Design for Living sports some of the strongest and most fascinating extras on any Criterion set this year. An interview with Joseph McBride and selected-commentary by William Paul read the film's unconventional role in the universe of "the Lubitsch touch," and there's a 1080i transfer of the two-minute-long Lubitsch/Charles Laughton black-out from If I Had a Million. Best of all, Criterion's included an entire production of the original stage play for British TV, allowing us to see by comparison what little of Noel Coward's script wound up in the film. Interestingly, what might have inspired Ben Hecht most of all was Coward's arrhythmic bon mots; what connects both iterations of Design for Living is their fearless sagginess. The booklet features a pop-feminist essay by Kim Morgan.

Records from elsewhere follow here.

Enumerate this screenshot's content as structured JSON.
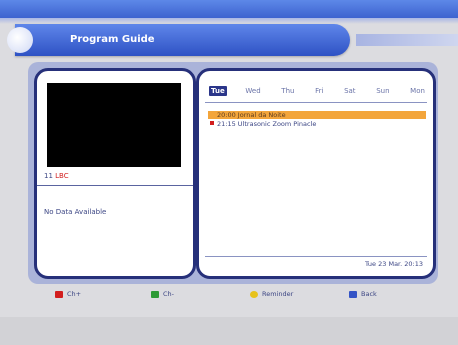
{
  "header": {
    "title": "Program Guide"
  },
  "channel": {
    "number": "11",
    "name": "LBC"
  },
  "info": {
    "no_data": "No Data Available"
  },
  "days": [
    "Tue",
    "Wed",
    "Thu",
    "Fri",
    "Sat",
    "Sun",
    "Mon"
  ],
  "events": [
    {
      "time_title": "20:00 Jornal da Noite",
      "selected": true
    },
    {
      "time_title": "21:15 Ultrasonic Zoom Pinacle",
      "selected": false
    }
  ],
  "status": {
    "date_time": "Tue 23 Mar.   20:13"
  },
  "footer": {
    "red": "Ch+",
    "green": "Ch-",
    "yellow": "Reminder",
    "blue": "Back"
  },
  "colors": {
    "header_blue": "#3d63cf",
    "panel_border": "#26307a",
    "highlight": "#f3a53b",
    "text": "#3c4684",
    "red": "#d21e1e"
  }
}
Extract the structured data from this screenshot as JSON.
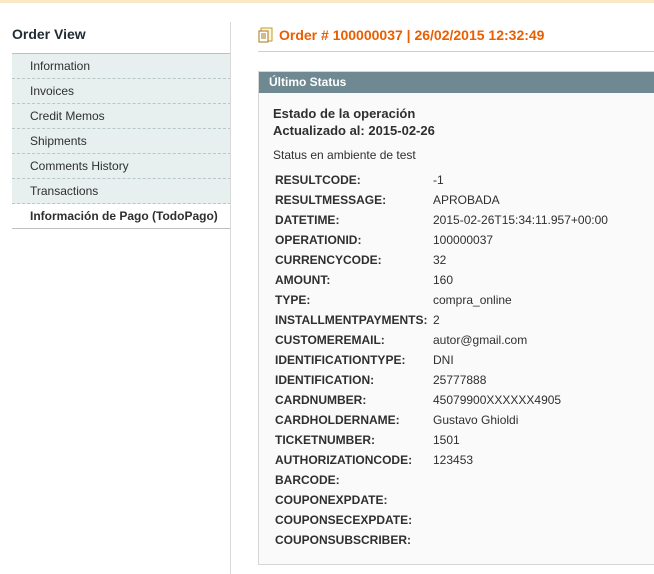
{
  "sidebar": {
    "title": "Order View",
    "items": [
      {
        "label": "Information"
      },
      {
        "label": "Invoices"
      },
      {
        "label": "Credit Memos"
      },
      {
        "label": "Shipments"
      },
      {
        "label": "Comments History"
      },
      {
        "label": "Transactions"
      },
      {
        "label": "Información de Pago (TodoPago)"
      }
    ]
  },
  "header": {
    "icon": "order-document-icon",
    "title": "Order # 100000037 | 26/02/2015 12:32:49",
    "title_color": "#eb5e00"
  },
  "status_box": {
    "heading": "Último Status",
    "operation_title": "Estado de la operación",
    "updated": "Actualizado al: 2015-02-26",
    "note": "Status en ambiente de test",
    "fields": [
      {
        "label": "RESULTCODE:",
        "value": "-1"
      },
      {
        "label": "RESULTMESSAGE:",
        "value": "APROBADA"
      },
      {
        "label": "DATETIME:",
        "value": "2015-02-26T15:34:11.957+00:00"
      },
      {
        "label": "OPERATIONID:",
        "value": "100000037"
      },
      {
        "label": "CURRENCYCODE:",
        "value": "32"
      },
      {
        "label": "AMOUNT:",
        "value": "160"
      },
      {
        "label": "TYPE:",
        "value": "compra_online"
      },
      {
        "label": "INSTALLMENTPAYMENTS:",
        "value": "2"
      },
      {
        "label": "CUSTOMEREMAIL:",
        "value": "autor@gmail.com"
      },
      {
        "label": "IDENTIFICATIONTYPE:",
        "value": "DNI"
      },
      {
        "label": "IDENTIFICATION:",
        "value": "25777888"
      },
      {
        "label": "CARDNUMBER:",
        "value": "45079900XXXXXX4905"
      },
      {
        "label": "CARDHOLDERNAME:",
        "value": "Gustavo Ghioldi"
      },
      {
        "label": "TICKETNUMBER:",
        "value": "1501"
      },
      {
        "label": "AUTHORIZATIONCODE:",
        "value": "123453"
      },
      {
        "label": "BARCODE:",
        "value": ""
      },
      {
        "label": "COUPONEXPDATE:",
        "value": ""
      },
      {
        "label": "COUPONSECEXPDATE:",
        "value": ""
      },
      {
        "label": "COUPONSUBSCRIBER:",
        "value": ""
      }
    ]
  }
}
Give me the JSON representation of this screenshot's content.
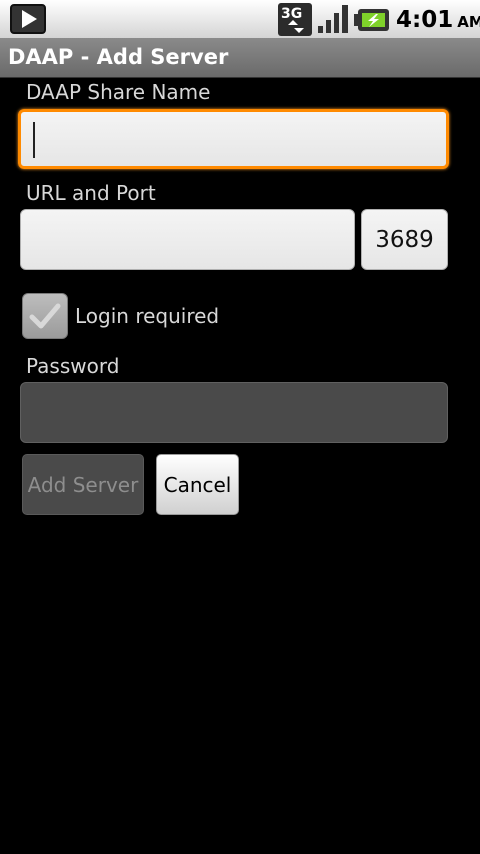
{
  "status_bar": {
    "network": "3G",
    "time": "4:01",
    "ampm": "AM",
    "icons": [
      "play-icon",
      "network-3g-icon",
      "signal-icon",
      "battery-charging-icon"
    ]
  },
  "title": "DAAP - Add Server",
  "form": {
    "share_name_label": "DAAP Share Name",
    "share_name_value": "",
    "url_label": "URL and Port",
    "url_value": "",
    "port_value": "3689",
    "login_required_label": "Login required",
    "login_required_checked": true,
    "password_label": "Password",
    "password_value": ""
  },
  "buttons": {
    "add_server": "Add Server",
    "cancel": "Cancel"
  },
  "colors": {
    "focus_border": "#ff8a00",
    "background": "#000000"
  }
}
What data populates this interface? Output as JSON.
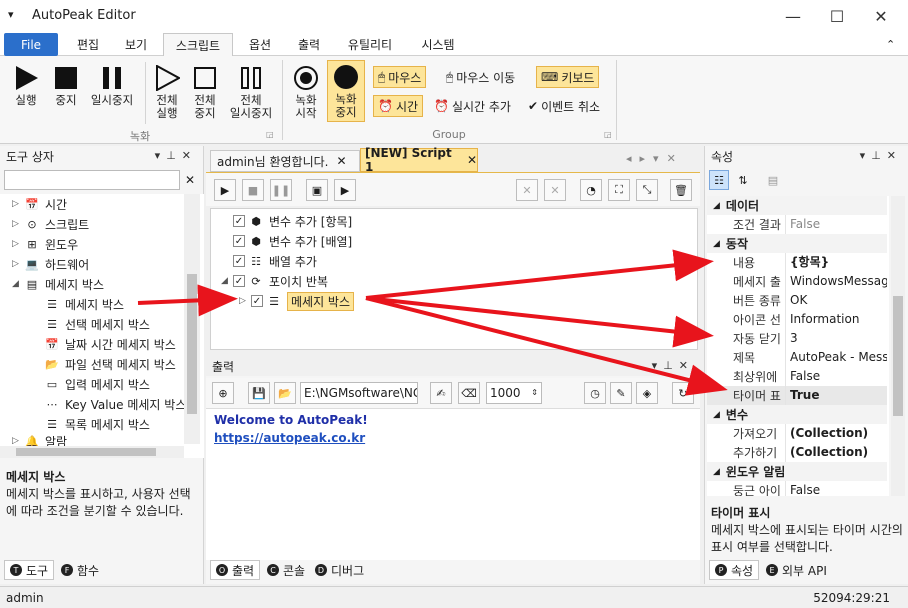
{
  "window": {
    "title": "AutoPeak Editor",
    "min": "—",
    "max": "☐",
    "close": "✕",
    "quick": "▾"
  },
  "menu": [
    "File",
    "편집",
    "보기",
    "스크립트",
    "옵션",
    "출력",
    "유틸리티",
    "시스템"
  ],
  "ribbon": {
    "rec_group": "녹화",
    "group_label": "Group",
    "run": "실행",
    "stop": "중지",
    "pause": "일시중지",
    "all_run": [
      "전체",
      "실행"
    ],
    "all_stop": [
      "전체",
      "중지"
    ],
    "all_pause": [
      "전체",
      "일시중지"
    ],
    "rec_start": [
      "녹화",
      "시작"
    ],
    "rec_stop": [
      "녹화",
      "중지"
    ],
    "mouse": "마우스",
    "mouse_move": "마우스 이동",
    "keyboard": "키보드",
    "time": "시간",
    "realtime_add": "실시간 추가",
    "event_cancel": "이벤트 취소"
  },
  "toolbox": {
    "title": "도구 상자",
    "items": [
      "시간",
      "스크립트",
      "윈도우",
      "하드웨어",
      "메세지 박스",
      "메세지 박스",
      "선택 메세지 박스",
      "날짜 시간 메세지 박스",
      "파일 선택 메세지 박스",
      "입력 메세지 박스",
      "Key Value 메세지 박스",
      "목록 메세지 박스",
      "알람"
    ],
    "desc_title": "메세지 박스",
    "desc": "메세지 박스를 표시하고, 사용자 선택에 따라 조건을 분기할 수 있습니다.",
    "tabs": [
      "도구",
      "함수"
    ],
    "tab_icons": [
      "T",
      "F"
    ]
  },
  "editor": {
    "tabs": [
      "admin님 환영합니다.",
      "[NEW] Script 1"
    ],
    "nodes": [
      "변수 추가 [항목]",
      "변수 추가 [배열]",
      "배열 추가",
      "포이치 반복",
      "메세지 박스"
    ]
  },
  "output": {
    "title": "출력",
    "path": "E:\\NGMsoftware\\NG",
    "count": "1000",
    "welcome": "Welcome to AutoPeak!",
    "link": "https://autopeak.co.kr",
    "tabs": [
      "출력",
      "콘솔",
      "디버그"
    ],
    "tab_icons": [
      "O",
      "C",
      "D"
    ]
  },
  "props": {
    "title": "속성",
    "rows": [
      {
        "cat": "데이터"
      },
      {
        "n": "조건 결과",
        "v": "False",
        "gray": true
      },
      {
        "cat": "동작"
      },
      {
        "n": "내용",
        "v": "{항목}",
        "bold": true
      },
      {
        "n": "메세지 출",
        "v": "WindowsMessage"
      },
      {
        "n": "버튼 종류",
        "v": "OK"
      },
      {
        "n": "아이콘 선",
        "v": "Information"
      },
      {
        "n": "자동 닫기",
        "v": "3"
      },
      {
        "n": "제목",
        "v": "AutoPeak - Messa"
      },
      {
        "n": "최상위에",
        "v": "False"
      },
      {
        "n": "타이머 표",
        "v": "True",
        "bold": true,
        "sel": true
      },
      {
        "cat": "변수"
      },
      {
        "n": "가져오기",
        "v": "(Collection)",
        "bold": true
      },
      {
        "n": "추가하기",
        "v": "(Collection)",
        "bold": true
      },
      {
        "cat": "윈도우 알림"
      },
      {
        "n": "둥근 아이",
        "v": "False"
      }
    ],
    "desc_title": "타이머 표시",
    "desc": "메세지 박스에 표시되는 타이머 시간의 표시 여부를 선택합니다.",
    "tabs": [
      "속성",
      "외부 API"
    ],
    "tab_icons": [
      "P",
      "E"
    ]
  },
  "status": {
    "user": "admin",
    "time": "52094:29:21"
  },
  "colors": {
    "accent": "#2b6fcb",
    "highlight": "#fde59a",
    "arrow": "#e8141c",
    "link": "#1f4fbf"
  }
}
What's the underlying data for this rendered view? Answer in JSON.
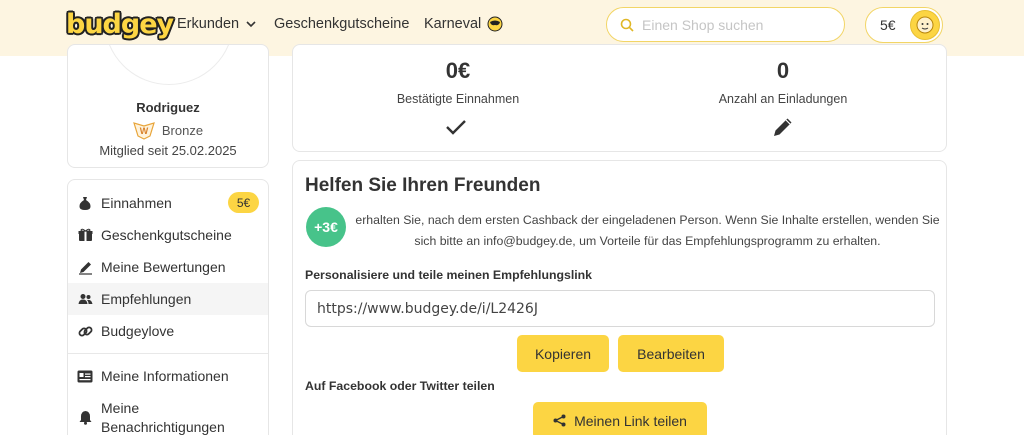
{
  "header": {
    "logo": "budgey",
    "nav": [
      "Erkunden",
      "Geschenkgutscheine",
      "Karneval"
    ],
    "search_placeholder": "Einen Shop suchen",
    "balance": "5€"
  },
  "profile": {
    "name": "Rodriguez",
    "rank": "Bronze",
    "rank_badge": "W",
    "member_since": "Mitglied seit 25.02.2025"
  },
  "sidebar": {
    "items": [
      {
        "label": "Einnahmen",
        "icon": "money-bag-icon",
        "badge": "5€"
      },
      {
        "label": "Geschenkgutscheine",
        "icon": "gift-icon"
      },
      {
        "label": "Meine Bewertungen",
        "icon": "pen-icon"
      },
      {
        "label": "Empfehlungen",
        "icon": "users-icon",
        "active": true
      },
      {
        "label": "Budgeylove",
        "icon": "link-icon"
      },
      {
        "label": "Meine Informationen",
        "icon": "id-card-icon"
      },
      {
        "label": "Meine Benachrichtigungen",
        "icon": "bell-icon"
      }
    ]
  },
  "stats": {
    "confirmed_value": "0€",
    "confirmed_label": "Bestätigte Einnahmen",
    "invites_value": "0",
    "invites_label": "Anzahl an Einladungen"
  },
  "help": {
    "title": "Helfen Sie Ihren Freunden",
    "bonus": "+3€",
    "text": "erhalten Sie, nach dem ersten Cashback der eingeladenen Person. Wenn Sie Inhalte erstellen, wenden Sie sich bitte an info@budgey.de, um Vorteile für das Empfehlungsprogramm zu erhalten.",
    "link_label": "Personalisiere und teile meinen Empfehlungslink",
    "link_value": "https://www.budgey.de/i/L2426J",
    "copy_button": "Kopieren",
    "edit_button": "Bearbeiten",
    "share_label": "Auf Facebook oder Twitter teilen",
    "share_button": "Meinen Link teilen"
  },
  "colors": {
    "accent": "#fcd543",
    "header_bg": "#fdf5e1",
    "bonus_green": "#47c38a"
  }
}
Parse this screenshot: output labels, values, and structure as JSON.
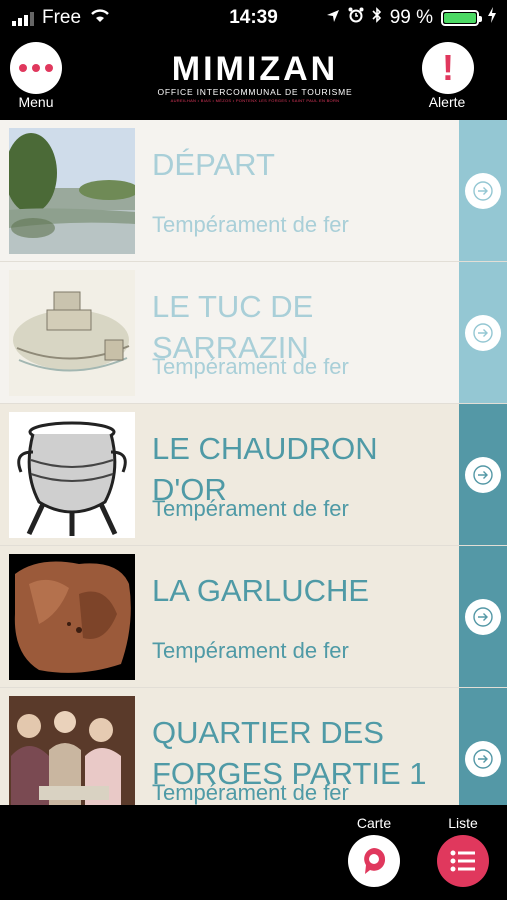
{
  "status_bar": {
    "carrier": "Free",
    "time": "14:39",
    "battery_text": "99 %",
    "battery_level": 0.99
  },
  "header": {
    "menu_label": "Menu",
    "alert_label": "Alerte",
    "logo_title": "MIMIZAN",
    "logo_subtitle": "OFFICE INTERCOMMUNAL DE TOURISME",
    "logo_towns": "AUREILHAN • BIAS • MÉZOS • PONTENX LES FORGES • SAINT PAUL EN BORN"
  },
  "items": [
    {
      "title": "DÉPART",
      "subtitle": "Tempérament de fer",
      "style": "light",
      "image": "river-landscape"
    },
    {
      "title": "LE TUC DE SARRAZIN",
      "subtitle": "Tempérament de fer",
      "style": "light",
      "image": "castle-drawing"
    },
    {
      "title": "LE CHAUDRON D'OR",
      "subtitle": "Tempérament de fer",
      "style": "dark",
      "image": "cauldron-engraving"
    },
    {
      "title": "LA GARLUCHE",
      "subtitle": "Tempérament de fer",
      "style": "dark",
      "image": "rock-stone"
    },
    {
      "title": "QUARTIER DES FORGES PARTIE 1",
      "subtitle": "Tempérament de fer",
      "style": "dark",
      "image": "painting-group"
    }
  ],
  "footer": {
    "map_label": "Carte",
    "list_label": "Liste"
  },
  "colors": {
    "accent": "#e0385d",
    "teal_light": "#94c7d3",
    "teal_dark": "#5498a6"
  }
}
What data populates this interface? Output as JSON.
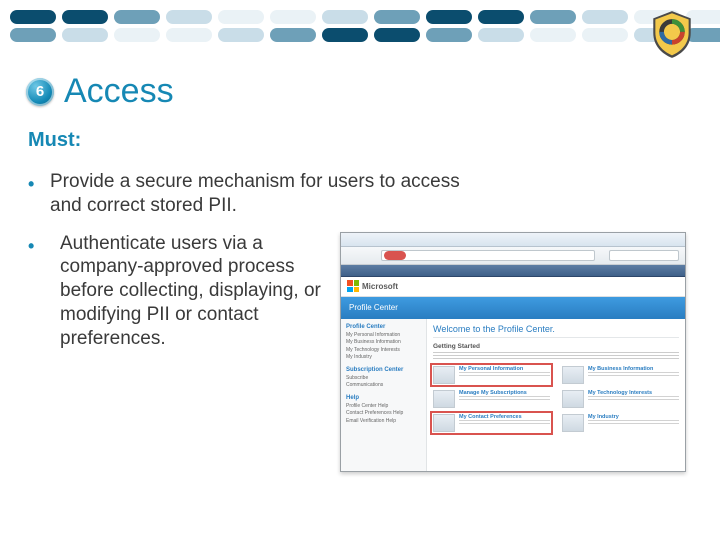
{
  "header": {
    "step_number": "6",
    "title": "Access"
  },
  "subhead": "Must:",
  "bullets": [
    "Provide a secure mechanism for users to access and correct stored PII.",
    "Authenticate users via a company-approved process before collecting, displaying, or modifying PII or contact preferences."
  ],
  "screenshot": {
    "brand": "Microsoft",
    "page_title": "Profile Center",
    "welcome": "Welcome to the Profile Center.",
    "getting_started": "Getting Started",
    "sidebar": {
      "group1": "Profile Center",
      "items1": [
        "My Personal Information",
        "My Business Information",
        "My Technology Interests",
        "My Industry"
      ],
      "group2": "Subscription Center",
      "items2": [
        "Subscribe",
        "Communications"
      ],
      "group3": "Help",
      "items3": [
        "Profile Center Help",
        "Contact Preferences Help",
        "Email Verification Help"
      ]
    },
    "tiles": [
      "My Personal Information",
      "My Business Information",
      "Manage My Subscriptions",
      "My Technology Interests",
      "My Contact Preferences",
      "My Industry"
    ]
  }
}
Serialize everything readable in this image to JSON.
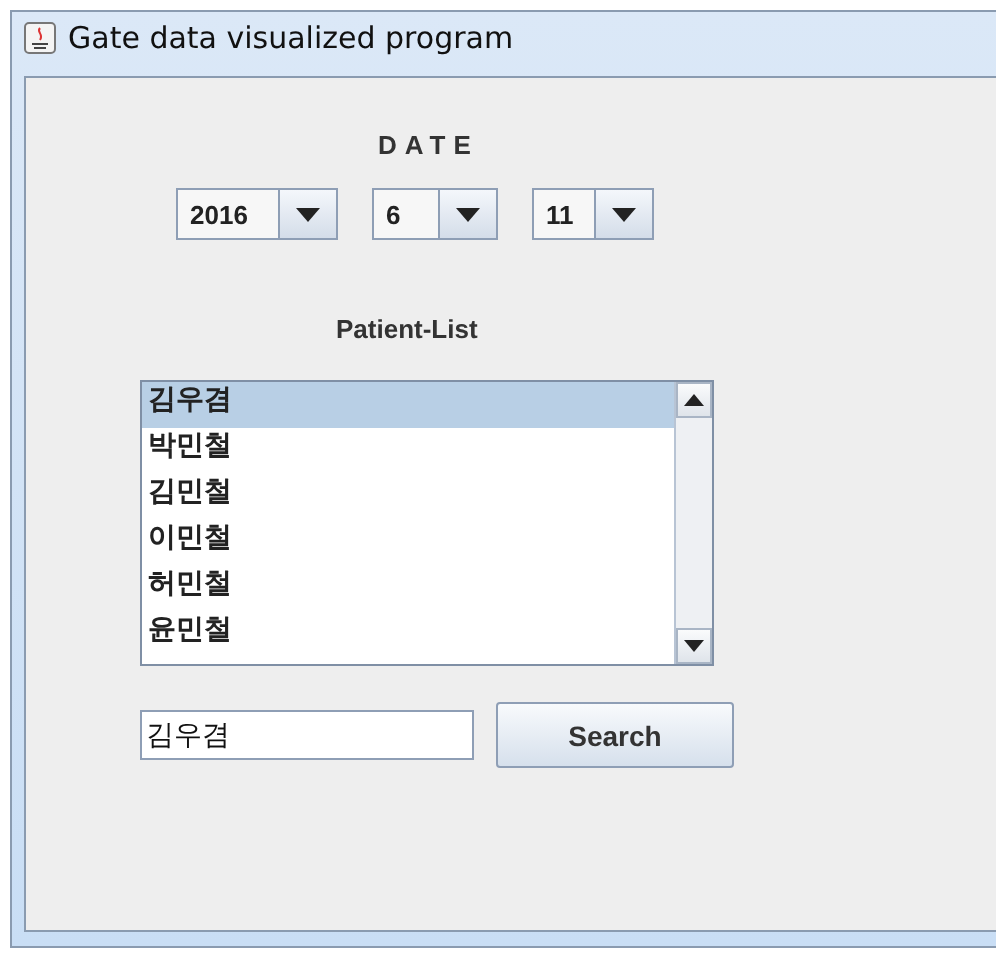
{
  "window": {
    "title": "Gate data visualized program"
  },
  "date": {
    "label": "DATE",
    "combos": [
      {
        "value": "2016"
      },
      {
        "value": "6"
      },
      {
        "value": "11"
      }
    ]
  },
  "patient_list": {
    "label": "Patient-List",
    "items": [
      {
        "name": "김우겸",
        "selected": true
      },
      {
        "name": "박민철",
        "selected": false
      },
      {
        "name": "김민철",
        "selected": false
      },
      {
        "name": "이민철",
        "selected": false
      },
      {
        "name": "허민철",
        "selected": false
      },
      {
        "name": "윤민철",
        "selected": false
      }
    ]
  },
  "search": {
    "value": "김우겸",
    "button": "Search"
  }
}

Though more of an anomaly than a blueprint, Lubitsch's Design for Living is sexy in ways we're still trying to, ahem, wrap ourselves around.